Mutual Fund Fees Cover Administrative Costs. Mutual funds can offer streamlined investing but they’re not free. There are certain fees you have to be aware of when investing in mutual funds.
Simplicity: Mutual Funds Are Easy to Understand, Anything can be made into something more complex than it needs to be and mutual funds are no exception to this truth. However, mutual funds require no experience or knowledge of economics, financial statements, or financial markets to be a successful investor. For beginners, here is a simple definition of mutual fund: A mutual fund is an investment security type that enables investors to pool their money together into one professionally managed investment. Mutual funds can invest in stocks, bonds, cash and/or other assets. These underlying security types, called holdings combine to form one mutual fund, also called a portfolio.
How Do I Buy a Mutual Fund? Mutual funds are primarily bought in dollar amounts unlike stocks, which are bought in shares. Mutual funds can be purchased directly from a mutual fund company, a bank, or a brokerage firm. Before you can start investing, you’ll need to have an account with one of these institutions prior to placing an order. A mutual fund will be either a “load” or “no-load” fund, which is financial lingo for either paying a commission or not paying a commission. If you are using an investment professional to assist you, you will likely need to pay a load.
Once you know your investment objective, which will include the number of years to invest and how much risk you’re willing to take, you can choose the best mutual fund or funds for you. And depending upon the types of mutual funds you use, the ongoing maintenance required may be little to nothing. Mutual Funds Offer Professional Management. One of the primary reasons investing mutual funds is easy is because they’re professionally managed. Rather than researching, analyzing, buying and selling stocks or bonds yourself, you have a skilled money manager doing it for you. Professional management is at the core of how mutual funds work: When investors buy shares of mutual funds, they’re pooling their money together. Managers use this pool of money to buy the stocks or bond securities that end up forming one portfolio.
In a mutual fund, the value of your shares goes up and down as the value of the stocks and bonds in the fund rise and fall.

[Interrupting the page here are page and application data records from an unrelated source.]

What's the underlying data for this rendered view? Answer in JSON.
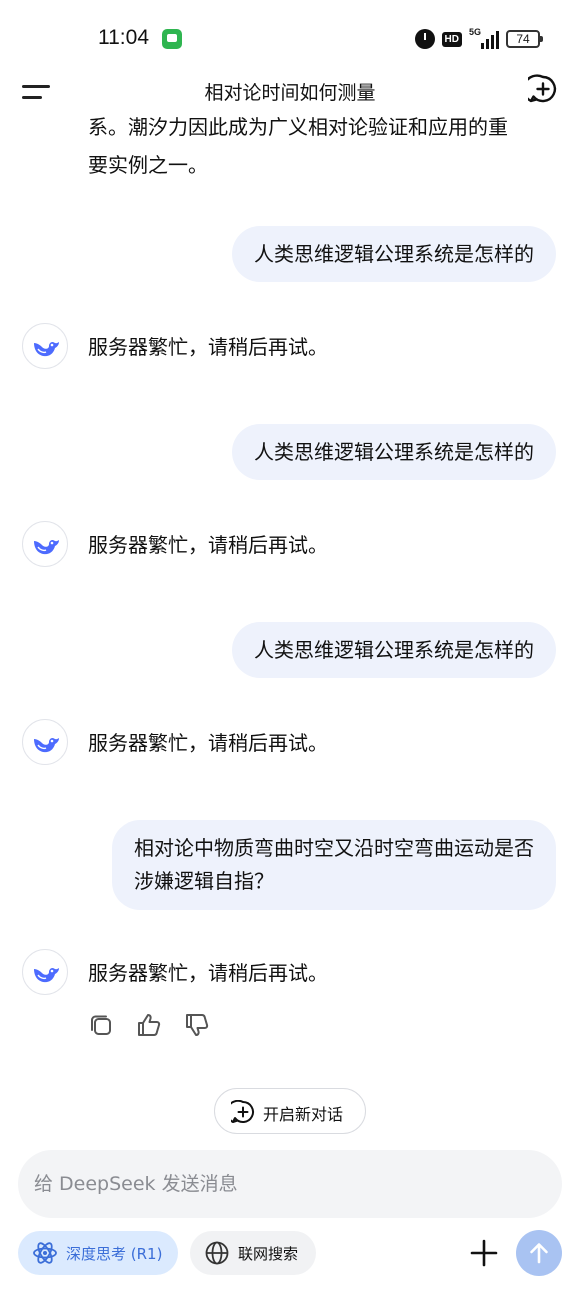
{
  "status_bar": {
    "time": "11:04",
    "hd": "HD",
    "network": "5G",
    "battery": "74"
  },
  "header": {
    "title": "相对论时间如何测量"
  },
  "chat": {
    "partial_line_1": "系。潮汐力因此成为广义相对论验证和应用的重",
    "partial_line_2": "要实例之一。",
    "user_messages": [
      "人类思维逻辑公理系统是怎样的",
      "人类思维逻辑公理系统是怎样的",
      "人类思维逻辑公理系统是怎样的",
      "相对论中物质弯曲时空又沿时空弯曲运动是否涉嫌逻辑自指？"
    ],
    "bot_messages": [
      "服务器繁忙，请稍后再试。",
      "服务器繁忙，请稍后再试。",
      "服务器繁忙，请稍后再试。",
      "服务器繁忙，请稍后再试。"
    ],
    "new_conversation_label": "开启新对话"
  },
  "input": {
    "placeholder": "给 DeepSeek 发送消息"
  },
  "toolbar": {
    "deep_think_label": "深度思考 (R1)",
    "web_search_label": "联网搜索"
  },
  "colors": {
    "user_bubble": "#eef2fc",
    "accent_blue": "#3b6ed8",
    "deep_think_bg": "#dbeafe",
    "send_button": "#a9c3f2",
    "whale": "#4d6bfe"
  },
  "icons": [
    "menu-icon",
    "new-chat-icon",
    "deepseek-whale-icon",
    "copy-icon",
    "thumbs-up-icon",
    "thumbs-down-icon",
    "atom-icon",
    "globe-icon",
    "plus-icon",
    "arrow-up-icon"
  ]
}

For the average investor to have the same exposure to those investment options and potential profits on their own would be extremely costly both in terms of the actual investment dollars and in terms of time. Additionally, investing in a mutual fund is generally a cost-effective way to gain access to professional money management. Were you to try and invest in individual securities and actively manage them the way a mutual fund’s manager does, it could very easily become a full-time job. In order to make wise investment decisions when you buy individual stocks and bonds yourself, at the very least you’d have to have the knowledge to do extensive research on various types of businesses in general (automobile, construction, medical) and on specific companies (GE, IBM, Microsoft).